So, as long as the Sunbelt remains a story of the harmonious dance of supply and demand, the future of the Sunbelt migration seems bright by any measure.
* Rice | Kinder - The Urban Sunbelt: An Overview - June 2020
1. Frey, William H. “Census 2020: First results show near historically low population growth and a first-ever congressional seat loss for California.” Brookings, 26 April 2021, https://www.brookings.edu/research/census-2020-data-release/. Accessed 19 March 2022
2. Brumer, Liz. “The Sun Belt Migration Trend Explained.” Millionacres, 10 June 2021, https://www.millionacres.com/real-estate-market/articles/the-sun-belt-migration-trend-explained/. Accessed 20 March 2022.

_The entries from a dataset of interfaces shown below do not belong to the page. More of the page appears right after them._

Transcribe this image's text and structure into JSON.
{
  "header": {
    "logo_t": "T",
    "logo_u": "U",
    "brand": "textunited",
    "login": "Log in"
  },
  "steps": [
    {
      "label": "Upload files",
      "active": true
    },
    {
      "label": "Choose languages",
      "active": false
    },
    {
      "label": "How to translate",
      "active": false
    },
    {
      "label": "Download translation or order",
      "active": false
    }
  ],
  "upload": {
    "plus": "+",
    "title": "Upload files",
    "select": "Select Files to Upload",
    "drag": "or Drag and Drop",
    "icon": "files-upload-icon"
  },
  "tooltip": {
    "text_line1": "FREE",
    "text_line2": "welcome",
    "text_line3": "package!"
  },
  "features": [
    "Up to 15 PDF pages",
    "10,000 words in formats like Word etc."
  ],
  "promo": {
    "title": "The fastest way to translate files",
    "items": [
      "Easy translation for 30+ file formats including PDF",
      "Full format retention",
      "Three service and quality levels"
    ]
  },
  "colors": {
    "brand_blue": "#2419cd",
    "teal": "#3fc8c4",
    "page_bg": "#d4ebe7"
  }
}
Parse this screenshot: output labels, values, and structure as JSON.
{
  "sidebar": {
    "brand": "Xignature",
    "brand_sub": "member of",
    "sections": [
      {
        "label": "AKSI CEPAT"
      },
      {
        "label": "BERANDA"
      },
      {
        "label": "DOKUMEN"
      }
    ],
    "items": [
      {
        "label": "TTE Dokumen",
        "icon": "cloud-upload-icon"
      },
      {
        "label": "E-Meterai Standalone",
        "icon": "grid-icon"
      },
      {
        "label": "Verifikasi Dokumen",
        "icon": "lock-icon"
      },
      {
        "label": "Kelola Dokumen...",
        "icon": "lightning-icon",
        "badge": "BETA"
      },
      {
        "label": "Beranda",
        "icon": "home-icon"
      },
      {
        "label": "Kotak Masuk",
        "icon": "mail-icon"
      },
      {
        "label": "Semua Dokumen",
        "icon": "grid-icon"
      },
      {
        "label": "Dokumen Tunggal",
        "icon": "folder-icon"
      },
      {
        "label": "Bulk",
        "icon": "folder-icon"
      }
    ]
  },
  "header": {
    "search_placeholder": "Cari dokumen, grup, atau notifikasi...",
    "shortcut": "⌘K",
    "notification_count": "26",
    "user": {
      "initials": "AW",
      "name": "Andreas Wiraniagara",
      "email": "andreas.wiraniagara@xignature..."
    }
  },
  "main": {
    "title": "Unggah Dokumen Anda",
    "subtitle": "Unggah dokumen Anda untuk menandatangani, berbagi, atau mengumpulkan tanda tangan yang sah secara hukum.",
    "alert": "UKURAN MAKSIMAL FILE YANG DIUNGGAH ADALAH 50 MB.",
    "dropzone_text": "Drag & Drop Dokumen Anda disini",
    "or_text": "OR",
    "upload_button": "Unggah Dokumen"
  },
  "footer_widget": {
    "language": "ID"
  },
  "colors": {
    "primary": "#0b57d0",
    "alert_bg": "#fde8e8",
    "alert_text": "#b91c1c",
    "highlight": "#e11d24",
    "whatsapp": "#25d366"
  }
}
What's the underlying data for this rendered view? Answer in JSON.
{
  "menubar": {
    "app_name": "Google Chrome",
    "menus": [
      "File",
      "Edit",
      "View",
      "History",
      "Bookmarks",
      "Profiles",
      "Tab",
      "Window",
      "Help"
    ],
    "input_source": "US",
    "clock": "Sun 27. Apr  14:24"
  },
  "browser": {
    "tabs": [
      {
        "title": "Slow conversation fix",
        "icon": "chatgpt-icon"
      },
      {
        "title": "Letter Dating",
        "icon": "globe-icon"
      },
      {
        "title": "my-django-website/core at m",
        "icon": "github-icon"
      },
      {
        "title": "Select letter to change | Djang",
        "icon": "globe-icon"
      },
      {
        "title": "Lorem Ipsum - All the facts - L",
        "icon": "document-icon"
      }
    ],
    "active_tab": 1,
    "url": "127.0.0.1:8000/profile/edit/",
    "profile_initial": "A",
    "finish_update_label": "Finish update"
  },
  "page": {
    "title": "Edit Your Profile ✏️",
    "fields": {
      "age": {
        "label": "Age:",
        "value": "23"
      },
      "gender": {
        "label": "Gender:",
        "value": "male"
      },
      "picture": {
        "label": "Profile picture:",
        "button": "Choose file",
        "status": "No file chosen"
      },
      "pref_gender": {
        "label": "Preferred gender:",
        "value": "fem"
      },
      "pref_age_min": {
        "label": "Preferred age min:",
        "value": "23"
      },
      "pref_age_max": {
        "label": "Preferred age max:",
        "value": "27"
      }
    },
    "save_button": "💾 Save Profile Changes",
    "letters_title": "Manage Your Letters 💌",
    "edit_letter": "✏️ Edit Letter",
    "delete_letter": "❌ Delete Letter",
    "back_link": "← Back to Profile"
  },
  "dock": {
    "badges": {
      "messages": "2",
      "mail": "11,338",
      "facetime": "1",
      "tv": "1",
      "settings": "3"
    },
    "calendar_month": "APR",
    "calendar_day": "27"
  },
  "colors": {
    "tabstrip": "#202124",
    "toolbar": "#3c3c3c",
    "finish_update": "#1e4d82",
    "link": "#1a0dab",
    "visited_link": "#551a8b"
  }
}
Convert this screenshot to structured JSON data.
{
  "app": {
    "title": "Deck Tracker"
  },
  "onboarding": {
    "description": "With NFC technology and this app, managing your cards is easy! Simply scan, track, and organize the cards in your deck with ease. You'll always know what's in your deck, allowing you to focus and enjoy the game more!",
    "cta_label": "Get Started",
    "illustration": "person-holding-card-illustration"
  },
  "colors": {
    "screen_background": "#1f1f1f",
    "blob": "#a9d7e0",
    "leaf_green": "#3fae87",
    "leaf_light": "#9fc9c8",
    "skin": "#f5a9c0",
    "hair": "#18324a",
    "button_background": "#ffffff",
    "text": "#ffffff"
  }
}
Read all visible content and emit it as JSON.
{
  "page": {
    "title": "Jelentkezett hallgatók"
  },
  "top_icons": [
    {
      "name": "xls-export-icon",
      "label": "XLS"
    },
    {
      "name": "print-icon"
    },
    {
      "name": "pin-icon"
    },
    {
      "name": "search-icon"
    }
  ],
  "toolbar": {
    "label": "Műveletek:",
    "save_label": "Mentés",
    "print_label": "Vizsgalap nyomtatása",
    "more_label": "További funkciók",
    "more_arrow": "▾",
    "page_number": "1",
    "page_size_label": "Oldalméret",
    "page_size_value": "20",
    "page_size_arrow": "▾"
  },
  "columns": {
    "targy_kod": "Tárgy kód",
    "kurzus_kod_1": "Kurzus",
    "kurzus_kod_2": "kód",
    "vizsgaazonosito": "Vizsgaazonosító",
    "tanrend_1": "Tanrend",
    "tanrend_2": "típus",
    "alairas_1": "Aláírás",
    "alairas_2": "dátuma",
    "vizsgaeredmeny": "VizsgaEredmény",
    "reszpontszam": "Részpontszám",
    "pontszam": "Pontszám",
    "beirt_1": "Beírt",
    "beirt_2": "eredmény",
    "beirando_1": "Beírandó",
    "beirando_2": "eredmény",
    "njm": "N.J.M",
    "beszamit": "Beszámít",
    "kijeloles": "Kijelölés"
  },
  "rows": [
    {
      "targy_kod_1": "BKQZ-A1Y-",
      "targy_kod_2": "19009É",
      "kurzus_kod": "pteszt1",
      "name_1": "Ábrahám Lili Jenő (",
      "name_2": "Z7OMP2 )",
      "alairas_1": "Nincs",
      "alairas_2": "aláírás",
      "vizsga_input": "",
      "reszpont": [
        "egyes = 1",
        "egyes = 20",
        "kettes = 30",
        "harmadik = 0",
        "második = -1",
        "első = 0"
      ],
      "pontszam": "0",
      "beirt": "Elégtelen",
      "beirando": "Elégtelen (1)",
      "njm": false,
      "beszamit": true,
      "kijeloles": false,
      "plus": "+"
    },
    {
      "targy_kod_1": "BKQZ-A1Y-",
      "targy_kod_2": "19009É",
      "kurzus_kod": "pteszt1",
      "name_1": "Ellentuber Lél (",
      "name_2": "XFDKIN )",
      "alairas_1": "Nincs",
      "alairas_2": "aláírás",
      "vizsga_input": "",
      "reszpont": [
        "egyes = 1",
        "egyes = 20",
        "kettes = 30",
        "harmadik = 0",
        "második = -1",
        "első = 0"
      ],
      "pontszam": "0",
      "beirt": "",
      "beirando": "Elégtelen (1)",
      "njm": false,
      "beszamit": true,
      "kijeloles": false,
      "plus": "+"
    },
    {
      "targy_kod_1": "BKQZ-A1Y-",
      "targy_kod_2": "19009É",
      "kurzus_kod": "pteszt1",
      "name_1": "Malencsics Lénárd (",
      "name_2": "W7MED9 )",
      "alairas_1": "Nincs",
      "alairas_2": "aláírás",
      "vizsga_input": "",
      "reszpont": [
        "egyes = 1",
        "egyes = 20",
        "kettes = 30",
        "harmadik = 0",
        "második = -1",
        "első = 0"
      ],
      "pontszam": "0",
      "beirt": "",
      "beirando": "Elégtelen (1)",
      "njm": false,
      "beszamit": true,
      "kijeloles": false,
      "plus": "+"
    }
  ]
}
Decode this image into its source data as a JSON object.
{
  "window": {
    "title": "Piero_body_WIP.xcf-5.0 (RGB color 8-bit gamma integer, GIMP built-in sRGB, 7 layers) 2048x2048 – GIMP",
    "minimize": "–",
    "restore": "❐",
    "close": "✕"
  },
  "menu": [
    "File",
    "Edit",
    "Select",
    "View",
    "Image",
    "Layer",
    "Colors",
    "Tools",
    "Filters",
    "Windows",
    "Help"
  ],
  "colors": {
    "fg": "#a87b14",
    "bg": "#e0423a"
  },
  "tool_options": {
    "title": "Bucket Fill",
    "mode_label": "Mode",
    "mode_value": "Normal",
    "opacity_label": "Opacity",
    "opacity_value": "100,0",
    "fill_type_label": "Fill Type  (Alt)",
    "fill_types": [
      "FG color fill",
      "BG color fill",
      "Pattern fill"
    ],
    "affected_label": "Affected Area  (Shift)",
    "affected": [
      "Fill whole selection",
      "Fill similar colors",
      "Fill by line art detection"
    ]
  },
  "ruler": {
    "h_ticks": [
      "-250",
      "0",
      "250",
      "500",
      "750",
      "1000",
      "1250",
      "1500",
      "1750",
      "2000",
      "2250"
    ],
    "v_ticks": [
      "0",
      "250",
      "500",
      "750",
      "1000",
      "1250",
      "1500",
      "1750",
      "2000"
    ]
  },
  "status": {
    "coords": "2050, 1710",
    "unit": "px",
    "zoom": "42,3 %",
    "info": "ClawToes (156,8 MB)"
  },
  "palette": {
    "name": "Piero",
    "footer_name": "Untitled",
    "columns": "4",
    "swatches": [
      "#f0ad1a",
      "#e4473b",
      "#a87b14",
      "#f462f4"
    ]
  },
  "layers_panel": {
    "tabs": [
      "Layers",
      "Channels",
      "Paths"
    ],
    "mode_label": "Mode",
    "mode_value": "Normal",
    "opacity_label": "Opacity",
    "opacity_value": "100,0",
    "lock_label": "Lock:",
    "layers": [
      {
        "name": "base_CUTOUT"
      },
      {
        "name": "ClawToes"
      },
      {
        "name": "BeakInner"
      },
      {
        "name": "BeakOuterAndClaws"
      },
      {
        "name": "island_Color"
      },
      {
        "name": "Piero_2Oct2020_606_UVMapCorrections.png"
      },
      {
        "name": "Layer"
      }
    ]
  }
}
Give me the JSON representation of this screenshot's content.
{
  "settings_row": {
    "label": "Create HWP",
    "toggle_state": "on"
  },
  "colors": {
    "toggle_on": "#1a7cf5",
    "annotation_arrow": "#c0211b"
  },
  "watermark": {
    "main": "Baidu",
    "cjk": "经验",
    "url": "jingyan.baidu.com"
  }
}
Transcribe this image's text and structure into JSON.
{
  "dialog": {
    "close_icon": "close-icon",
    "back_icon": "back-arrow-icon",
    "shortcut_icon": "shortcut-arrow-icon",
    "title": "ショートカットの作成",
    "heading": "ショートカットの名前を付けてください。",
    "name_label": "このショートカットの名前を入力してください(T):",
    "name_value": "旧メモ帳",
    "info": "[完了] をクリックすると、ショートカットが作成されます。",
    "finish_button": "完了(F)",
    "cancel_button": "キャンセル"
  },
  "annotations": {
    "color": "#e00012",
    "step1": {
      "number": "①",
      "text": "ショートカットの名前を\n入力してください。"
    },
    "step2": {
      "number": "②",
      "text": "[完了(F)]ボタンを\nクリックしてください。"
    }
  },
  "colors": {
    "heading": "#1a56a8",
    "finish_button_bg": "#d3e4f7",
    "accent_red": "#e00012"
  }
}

3. Rice | Kinder. “The Urban Sun Belt: Setting the Agenda.” YouTube, Rice Kinder Institute for Urban Research, 11 June 2020, https://youtu.be/b8oxTYB904g. Accessed 20 March 2022.
4.Parker, Will. “Real-Estate Investors Head South, Bid Up Sunbelt Apartment Buildings.” Wall Street Journal, 15 February 2022, https://www.wsj.com/articles/real-estate-investors-head-south-bid-up-sunbelt-apartment-buildings-11644930001. Accessed 19 March 2022.
5. 2021 US Investment Volume Hits Record $746 Billion.” CBRE, CBRE, 14 February 2022, https://www.cbre.com/insights/figures/q4-2021-us-capital-markets-figures. Accessed 19 March 2022.
6. DiLallo, Matthew. “Demand for Apartments in the Sun Belt Remains Red Hot.” Nasdaq, The Motley Fool, 7 February 2022, https://www.nasdaq.com/articles/demand-for-apartments-in-the-sun-belt-remains-red-hot. Accessed 20 March 2022.